While I was out there I also had some great conversations about how to introduce more digital techniques or applications into commercial archaeology, a slightly ignored subject, and “enthusiastically” discussed over a few glasses of wine at the fantastic Museum of Cultural History… The underlying theme of those discussions was not that commercial archaeology did not need to introduce new and shiny methodologies and applications, but rather that there was no time in the commercial world to roll out and field test new on site approaches and in the UK archives are frequently not willing to accept digital data. For example, I saw numerous approaches to using tablets onsite for recording, instead of the traditional context sheets. This would allow us to avoid digitizing these at the end of the project and should in theory force the appropriate data to be collected in the field. However, setting up and ensuring this system works on the software end would require a lot of development. There are costs associated with buying in the kit. And also is the hardware capable of dealing with a British winter… (Though Mike and Flo from LP highlighted that you can buy ruggedized tablets; the issue is ensuring they are cleaned and dried on return from the field).Somewhere along the line we went to visit the Viking Ship Museum, where my inner maritime archaeologist got very excited. The boats, the artefacts, the preservation, and the building they are presented in is amazing!

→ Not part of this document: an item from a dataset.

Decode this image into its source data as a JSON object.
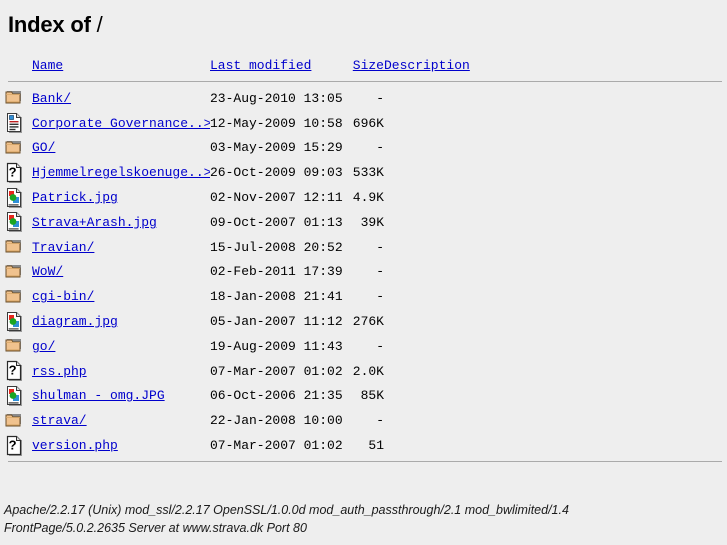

One of the sessions that really stood out for me was run by Gary Lock, Agiatis Benardou, Costis Dallas, Paul Reilly and Jeremy Huggett; a roundtable on scenarios for the next five years of archaeological computing. It was a really challenging session making us all think about the future of digital archaeology and I’m looking forward to hearing about the follow up to the session.

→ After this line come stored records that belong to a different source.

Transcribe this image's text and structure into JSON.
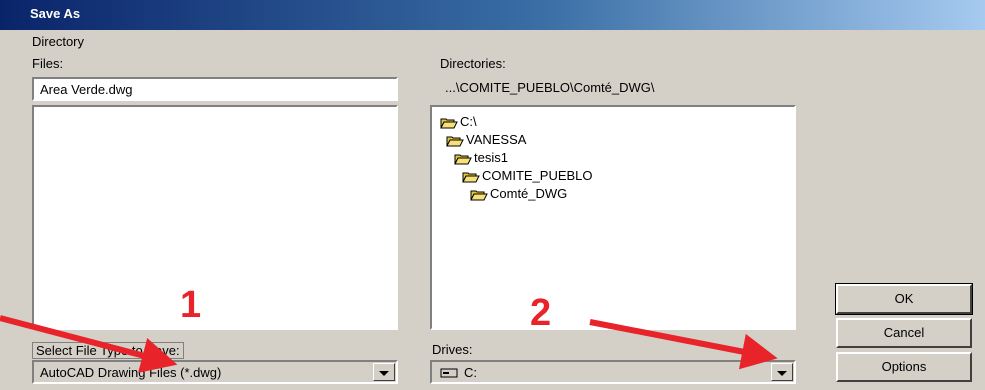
{
  "window": {
    "title": "Save As"
  },
  "menu": {
    "directory_label": "Directory"
  },
  "files": {
    "label": "Files:",
    "value": "Area Verde.dwg"
  },
  "directories": {
    "label": "Directories:",
    "path": "...\\COMITE_PUEBLO\\Comté_DWG\\",
    "tree": [
      {
        "label": "C:\\"
      },
      {
        "label": "VANESSA"
      },
      {
        "label": "tesis1"
      },
      {
        "label": "COMITE_PUEBLO"
      },
      {
        "label": "Comté_DWG"
      }
    ]
  },
  "file_type": {
    "label": "Select File Type to Save:",
    "selected": "AutoCAD Drawing Files (*.dwg)"
  },
  "drives": {
    "label": "Drives:",
    "selected": "C:"
  },
  "buttons": {
    "ok": "OK",
    "cancel": "Cancel",
    "options": "Options"
  },
  "annotations": {
    "marker1": "1",
    "marker2": "2",
    "arrow_color": "#e8242a"
  },
  "colors": {
    "titlebar_start": "#0a246a",
    "titlebar_end": "#a6caf0",
    "face": "#d4d0c8"
  },
  "icons": {
    "folder": "folder-open-icon",
    "drive": "drive-icon"
  }
}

Finally on the last day I “conference-bombed” the digiTAG session ran by my friend Sara and her colleagues. They had a couple of presenters drop out and wanted to fill a couple of spots. All I can say what seemed like a good idea at 10pm after a few pints seemed less appealing at 6am the next morning. But I gave a quick presentation on theorising archaeo-acoustics, a presentation I had wimped out of submitting to their session in the first place; and I think it was well received (or at least twitter seemed to think so). The whole session was fantastic and drew together a number of my thoughts on the lack of theoretical engagement with digital approaches. I was sad to miss the concluding discussions.